It may depend on how much of a movie nerd a listener is – Laney admits to loving his rom-coms – and while the 1980s album has a lot of obvious songs and from which movies they featured – who could forget Back To The Future and Huey Lewis And The News’ The Power Of Love? – some of the songs on the 1990s album, while the tunes were familiar, the movies they came from were not. It did look odd to see Heaven Is A Place On Earth on the 1990s album and not actually know the movie that it was featured in. On the other hand, it hardly spoiled hearing the song having to do a bit of Internet digging and it was just a case that the tracks and their movies are way more obvious elsewhere but this will depend on the listener. The albums can be how they were intended or a collection of very familiar songs reimagined.
Volume One of The Soundtrack Of Your Life is actually a reissue, the album was originally released in 2020 with the second volume being totally new for 2022. Take your pick or get both but in dark times and strange days and when everyone needs a bit of a lift, there is nothing but belting out a beloved song whether anyone is watching or not. Hairbrush microphones or raising the roof in the car on the daily commute are of course optional.
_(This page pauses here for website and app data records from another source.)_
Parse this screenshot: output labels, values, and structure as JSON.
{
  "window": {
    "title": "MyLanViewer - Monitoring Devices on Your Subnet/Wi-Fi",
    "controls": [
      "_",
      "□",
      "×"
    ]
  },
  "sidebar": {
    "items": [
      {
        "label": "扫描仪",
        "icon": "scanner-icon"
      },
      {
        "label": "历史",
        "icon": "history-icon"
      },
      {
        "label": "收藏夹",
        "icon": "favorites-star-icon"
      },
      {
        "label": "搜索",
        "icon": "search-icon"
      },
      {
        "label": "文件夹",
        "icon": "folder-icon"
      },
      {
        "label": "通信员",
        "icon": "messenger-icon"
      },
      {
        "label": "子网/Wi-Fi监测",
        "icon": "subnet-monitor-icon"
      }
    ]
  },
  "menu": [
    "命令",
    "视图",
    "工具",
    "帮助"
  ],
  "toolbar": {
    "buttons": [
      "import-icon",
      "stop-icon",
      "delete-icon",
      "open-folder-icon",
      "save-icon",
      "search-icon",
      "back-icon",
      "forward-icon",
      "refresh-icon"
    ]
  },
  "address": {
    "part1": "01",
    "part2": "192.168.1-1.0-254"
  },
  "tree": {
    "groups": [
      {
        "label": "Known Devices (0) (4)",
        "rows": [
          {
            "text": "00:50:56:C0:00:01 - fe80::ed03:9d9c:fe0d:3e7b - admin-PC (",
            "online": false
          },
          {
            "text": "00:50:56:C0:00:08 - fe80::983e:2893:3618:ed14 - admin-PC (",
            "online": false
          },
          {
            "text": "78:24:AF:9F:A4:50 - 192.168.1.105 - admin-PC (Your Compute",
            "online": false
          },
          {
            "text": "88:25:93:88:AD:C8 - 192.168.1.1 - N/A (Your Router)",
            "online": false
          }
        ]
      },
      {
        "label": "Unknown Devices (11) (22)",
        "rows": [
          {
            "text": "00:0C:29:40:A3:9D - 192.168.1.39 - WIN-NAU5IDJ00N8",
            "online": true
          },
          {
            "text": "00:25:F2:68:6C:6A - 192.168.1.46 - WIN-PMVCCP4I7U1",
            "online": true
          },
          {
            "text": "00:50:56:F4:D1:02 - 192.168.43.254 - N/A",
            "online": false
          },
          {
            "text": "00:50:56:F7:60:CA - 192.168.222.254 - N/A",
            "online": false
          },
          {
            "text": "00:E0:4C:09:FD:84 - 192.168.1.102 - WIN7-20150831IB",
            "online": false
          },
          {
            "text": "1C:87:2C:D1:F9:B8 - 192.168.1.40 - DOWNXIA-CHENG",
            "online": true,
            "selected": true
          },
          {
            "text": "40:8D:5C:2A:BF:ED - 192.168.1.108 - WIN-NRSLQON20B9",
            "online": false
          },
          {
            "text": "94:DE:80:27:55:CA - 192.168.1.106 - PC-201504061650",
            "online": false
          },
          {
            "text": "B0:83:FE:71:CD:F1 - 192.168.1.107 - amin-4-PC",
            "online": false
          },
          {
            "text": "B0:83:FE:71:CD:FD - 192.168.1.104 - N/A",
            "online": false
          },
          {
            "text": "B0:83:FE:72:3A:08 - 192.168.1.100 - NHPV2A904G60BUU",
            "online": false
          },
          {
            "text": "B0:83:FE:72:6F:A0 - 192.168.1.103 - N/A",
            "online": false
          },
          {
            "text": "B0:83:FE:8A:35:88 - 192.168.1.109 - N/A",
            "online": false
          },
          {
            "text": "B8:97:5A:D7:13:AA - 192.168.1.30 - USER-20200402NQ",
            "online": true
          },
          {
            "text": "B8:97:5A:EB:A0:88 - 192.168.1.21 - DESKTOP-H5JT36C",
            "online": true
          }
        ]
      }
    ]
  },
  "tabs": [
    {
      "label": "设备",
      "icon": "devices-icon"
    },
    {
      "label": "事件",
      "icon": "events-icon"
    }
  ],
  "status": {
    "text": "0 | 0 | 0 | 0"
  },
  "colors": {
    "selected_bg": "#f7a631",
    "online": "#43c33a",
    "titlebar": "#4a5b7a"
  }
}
A bunch of pop covers may sound a tad cheesy and throwaway but all credit to Chris Laney in turning his boredom during a pandemic into inspiration and when the quality of the songs and the performances is as good as it is – who cares if it is cheesy whether it is cheesy or not? Everyone involved is having fun – just check out some of the videos on YouTube for proof – and for anyone that does love pop music from the 1980s and 1990s then there is much to enjoy here.